In fact, Winnie the Pooh is as British as Alice, Peter Pan and Mr. Toad. According to Wikipedia's well-footnoted article:
Originally Posted by DARTH MAUL
"The Winnie-the-Pooh stories are set in Ashdown Forest, Sussex, England. The forest is a large area of tranquil open heathland on the highest sandy ridges of the High Weald Area of Outstanding Natural Beauty situated 30 miles (50 km) south of London.
"Many locations in the stories can be linked to real places in and around the forest. As Christopher Milne wrote in his autobiography: “Pooh’s forest and Ashdown Forest are identical”. For example, the fictional "Hundred Acre Wood" was in reality Five Hundred Acre Wood; Galleon's Leap was inspired by the prominent hilltop of Gill's Lap, while a clump of trees just north of Gill's Lap became Christopher Robin's The Enchanted Place because no-one had ever been able to count whether there were sixty-three or sixty-four trees in the circle.
"The landscapes depicted in E.H. Shepard’s illustrations for the Winnie-the-Pooh books are directly inspired by the distinctive landscape of Ashdown Forest, with its high, open heathlands of heather, gorse, bracken and silver birch punctuated by hilltop clumps of pine trees. In many cases Shepard's illustrations can be matched to actual views, allowing for a degree of artistic licence. Shepard's sketches of pine trees and other forest scenes are held at the Victoria and Albert Museum in London.
"The game of Poohsticks was originally played by Christopher Milne on a footbridge across a tributary of the River Medway in Posingford Wood, close to Cotchford Farm. The wooden bridge is a tourist attraction, and it is traditional to play the game there using sticks gathered in nearby woodland. When the footbridge required replacement in recent times the engineer designed a new structure based closely on the drawings by E. H. Shepard of the bridge in the original books, as the bridge did not originally appear as the artist drew it."
Walt Disney's adaptation of Winnie the Pooh closely followed E.H. Shepard's illustrations of the British Hundred Acre Wood -- another thematic fact ignored by Eisger's Disney when they misplaced the Pooh ride in the American forest of Critter Country.

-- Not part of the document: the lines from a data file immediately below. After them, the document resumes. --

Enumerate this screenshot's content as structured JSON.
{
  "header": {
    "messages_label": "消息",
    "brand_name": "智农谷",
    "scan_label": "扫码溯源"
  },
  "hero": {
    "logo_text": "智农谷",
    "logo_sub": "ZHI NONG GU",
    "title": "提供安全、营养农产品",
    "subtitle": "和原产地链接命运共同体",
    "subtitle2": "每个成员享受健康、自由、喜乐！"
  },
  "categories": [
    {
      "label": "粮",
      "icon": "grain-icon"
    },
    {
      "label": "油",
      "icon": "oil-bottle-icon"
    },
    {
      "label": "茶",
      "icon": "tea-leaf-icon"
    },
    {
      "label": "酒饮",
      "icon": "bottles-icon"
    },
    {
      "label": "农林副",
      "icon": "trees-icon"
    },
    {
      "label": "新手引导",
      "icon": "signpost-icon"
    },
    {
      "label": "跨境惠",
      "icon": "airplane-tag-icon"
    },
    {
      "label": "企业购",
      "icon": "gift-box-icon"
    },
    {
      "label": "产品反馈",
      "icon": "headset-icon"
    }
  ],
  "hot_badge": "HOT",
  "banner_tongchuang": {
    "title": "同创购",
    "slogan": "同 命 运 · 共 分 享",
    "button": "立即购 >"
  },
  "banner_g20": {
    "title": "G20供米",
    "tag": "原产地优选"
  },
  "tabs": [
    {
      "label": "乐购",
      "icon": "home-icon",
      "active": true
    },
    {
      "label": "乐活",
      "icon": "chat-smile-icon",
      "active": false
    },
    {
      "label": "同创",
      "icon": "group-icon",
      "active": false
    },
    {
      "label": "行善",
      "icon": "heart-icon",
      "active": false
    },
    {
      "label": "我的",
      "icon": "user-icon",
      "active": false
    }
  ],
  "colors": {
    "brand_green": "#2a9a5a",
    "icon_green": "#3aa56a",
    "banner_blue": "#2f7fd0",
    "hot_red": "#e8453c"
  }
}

Pooh definitely deserves a Disneyland attraction -- but in Fantasyland, with the other animated adaptations of British children's literature.